The following post was written by 2015 Grosvenor Teacher Fellow Janet Shedd during her expedition to the Galápagos. The Grosvenor Teacher Fellow Program is a professional development opportunity made possible by a partnership between Lindblad Expeditions and National Geographic Education.
I hovered above the sea turtle, buoyed by the Pacific Ocean. My breath, amplified by the snorkel tube, was a raspy metronome. Just me and a creature that first came into being more than 120 million years ago, long before humans ever walked the Earth. Just there, observing, really seeing it, suspended in time for a long, powerful moment.
Being there. Using your eyes and ears and nose and your sense of touch and just being there —wherever you are—observing the moment. The payback for this type of learning is huge, whether you are in the Galápagos Islands or in the school where you teach.
Keep a check on the checklist
I teach at a Montessori school in Lexington, Kentucky, and our curriculum is based on learning through concrete materials that touch all of the senses. We honor the outdoor world, and we preach the values of observation—teachers observing students, and students observing the work and the world going on around them.

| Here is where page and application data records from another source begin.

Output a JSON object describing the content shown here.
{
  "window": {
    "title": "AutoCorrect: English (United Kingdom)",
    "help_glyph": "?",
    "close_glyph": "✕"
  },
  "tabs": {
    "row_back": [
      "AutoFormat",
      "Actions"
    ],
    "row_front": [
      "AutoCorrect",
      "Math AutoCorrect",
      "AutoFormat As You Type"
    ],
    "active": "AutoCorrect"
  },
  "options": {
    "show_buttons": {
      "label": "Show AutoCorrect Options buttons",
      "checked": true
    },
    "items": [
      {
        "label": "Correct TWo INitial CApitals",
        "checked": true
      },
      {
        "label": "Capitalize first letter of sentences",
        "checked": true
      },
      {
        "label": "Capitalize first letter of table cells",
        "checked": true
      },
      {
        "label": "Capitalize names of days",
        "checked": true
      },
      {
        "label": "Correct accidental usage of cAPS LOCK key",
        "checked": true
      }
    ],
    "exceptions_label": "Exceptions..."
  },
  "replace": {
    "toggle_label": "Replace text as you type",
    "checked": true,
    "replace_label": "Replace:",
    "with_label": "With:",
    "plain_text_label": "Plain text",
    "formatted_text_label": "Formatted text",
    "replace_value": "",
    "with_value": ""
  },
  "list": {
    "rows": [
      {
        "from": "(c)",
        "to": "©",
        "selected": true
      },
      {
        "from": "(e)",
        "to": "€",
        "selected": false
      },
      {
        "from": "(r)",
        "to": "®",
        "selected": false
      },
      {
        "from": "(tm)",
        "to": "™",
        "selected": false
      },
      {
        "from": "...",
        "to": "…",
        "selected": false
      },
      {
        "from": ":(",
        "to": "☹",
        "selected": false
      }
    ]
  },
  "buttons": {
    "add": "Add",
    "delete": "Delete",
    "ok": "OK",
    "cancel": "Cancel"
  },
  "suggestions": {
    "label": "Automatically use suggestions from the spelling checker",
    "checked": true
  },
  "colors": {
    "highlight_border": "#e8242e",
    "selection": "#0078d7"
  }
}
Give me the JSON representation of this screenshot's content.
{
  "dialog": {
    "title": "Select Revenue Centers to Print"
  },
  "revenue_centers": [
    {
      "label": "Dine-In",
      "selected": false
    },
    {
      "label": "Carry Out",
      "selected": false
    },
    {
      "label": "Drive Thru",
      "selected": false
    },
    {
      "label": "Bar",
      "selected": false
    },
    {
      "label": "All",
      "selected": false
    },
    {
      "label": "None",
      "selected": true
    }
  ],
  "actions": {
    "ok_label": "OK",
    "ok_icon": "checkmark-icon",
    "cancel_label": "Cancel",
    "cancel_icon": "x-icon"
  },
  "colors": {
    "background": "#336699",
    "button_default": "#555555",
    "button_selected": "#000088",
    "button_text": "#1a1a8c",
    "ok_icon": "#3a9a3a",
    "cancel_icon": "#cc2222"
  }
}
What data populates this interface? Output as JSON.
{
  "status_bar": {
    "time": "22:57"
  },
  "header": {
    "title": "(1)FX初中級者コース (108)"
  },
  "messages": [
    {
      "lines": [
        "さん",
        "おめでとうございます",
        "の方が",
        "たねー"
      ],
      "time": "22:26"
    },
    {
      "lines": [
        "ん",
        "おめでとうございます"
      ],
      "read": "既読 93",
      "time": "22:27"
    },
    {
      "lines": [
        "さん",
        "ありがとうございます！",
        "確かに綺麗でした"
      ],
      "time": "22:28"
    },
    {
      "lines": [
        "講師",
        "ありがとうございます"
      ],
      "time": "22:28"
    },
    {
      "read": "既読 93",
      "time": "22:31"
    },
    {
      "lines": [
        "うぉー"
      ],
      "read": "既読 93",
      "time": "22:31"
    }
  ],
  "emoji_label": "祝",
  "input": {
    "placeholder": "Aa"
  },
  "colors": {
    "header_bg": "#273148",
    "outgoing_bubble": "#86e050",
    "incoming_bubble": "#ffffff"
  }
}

And yet…as a teacher, I still find myself getting caught up in the mentality of the checklist: Have you done your math choice? What language work did you do today? What’s your next choice? In the drive to make sure academics are covered and students are engaged, we sometimes forget the value of just sitting and watching and being.

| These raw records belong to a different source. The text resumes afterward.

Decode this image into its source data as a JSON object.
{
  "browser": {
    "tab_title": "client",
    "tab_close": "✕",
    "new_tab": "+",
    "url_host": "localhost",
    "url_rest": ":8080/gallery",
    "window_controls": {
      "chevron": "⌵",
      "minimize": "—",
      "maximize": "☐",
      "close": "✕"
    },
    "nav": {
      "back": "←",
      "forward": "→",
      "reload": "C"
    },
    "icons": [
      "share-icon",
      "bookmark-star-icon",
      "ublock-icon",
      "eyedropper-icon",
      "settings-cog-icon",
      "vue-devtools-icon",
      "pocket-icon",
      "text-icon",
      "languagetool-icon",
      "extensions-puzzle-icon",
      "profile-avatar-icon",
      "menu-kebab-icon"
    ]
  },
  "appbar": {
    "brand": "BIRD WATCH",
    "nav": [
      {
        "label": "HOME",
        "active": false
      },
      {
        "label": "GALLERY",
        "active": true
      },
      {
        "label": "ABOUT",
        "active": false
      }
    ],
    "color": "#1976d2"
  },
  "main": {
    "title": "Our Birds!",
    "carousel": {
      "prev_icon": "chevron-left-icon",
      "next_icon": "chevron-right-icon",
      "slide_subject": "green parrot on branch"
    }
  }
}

But what better way to learn about our natural world, what better way to spark our children’s curiosity than silent observation? What better way to engage children in the process of critical thinking—of figuring the whys and hows of the natural world?
Learning, by silence

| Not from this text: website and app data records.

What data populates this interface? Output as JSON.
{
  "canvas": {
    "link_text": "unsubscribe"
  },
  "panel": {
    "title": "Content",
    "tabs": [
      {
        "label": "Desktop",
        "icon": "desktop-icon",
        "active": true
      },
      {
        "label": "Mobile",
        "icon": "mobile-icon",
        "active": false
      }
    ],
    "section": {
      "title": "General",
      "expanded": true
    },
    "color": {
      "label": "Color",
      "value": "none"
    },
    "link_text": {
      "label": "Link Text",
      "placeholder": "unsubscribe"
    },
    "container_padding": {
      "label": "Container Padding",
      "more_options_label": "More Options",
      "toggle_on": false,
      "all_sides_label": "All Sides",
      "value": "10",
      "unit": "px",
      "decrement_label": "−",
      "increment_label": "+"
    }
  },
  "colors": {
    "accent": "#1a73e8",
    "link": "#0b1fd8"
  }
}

One of the guides on my trip to the Galápagos Islands, Celso Montalvo, grew up on the archipelago. When Celso was growing up, technology had not yet reached the remote, beautiful, harsh environments. Children, Celso said, could learn about how the natural world worked just by listening, watching, and waiting. Now, he said, people “never listen, we are always talking, always active. We never sit and listen. …. Without talking, we can learn.”
As a teachers, we need to give our students the chance to learn without talking. Where I teach, we regularly give our children the opportunity to “make silence.” We sit in a circle, and for several minutes just listen, see, feel, and smell. We end the silence by quietly ringing a bell, and talking about our experiences during this quiet time.
Like any skill, making silence has to be practiced. But it can be one of the few chances children have to do this kind of work in their busy lives—lives that are filled with noise from computers, smart phones, televisions, and all kinds of extracurricular activities.
Another way to practice silent observation is nature journaling. Students at our school have a sketchbook to be used only for recording the natural world. They can go outside and sit in our garden, and observe and draw what they see. They have the time to sit and watch a garden spider—and really look at it. They can explore the different shapes and types of leaves they see on the ground. A variation on this is a nature field trip around the school. With sketchbooks, students and teachers follow clues: “Find a producer and draw it.” “Find an arachnid and draw it.”
Giving our students the gift of silence and the time for observation…. how do you do this as a teacher?
To learn more about Janet’s expedition, click here.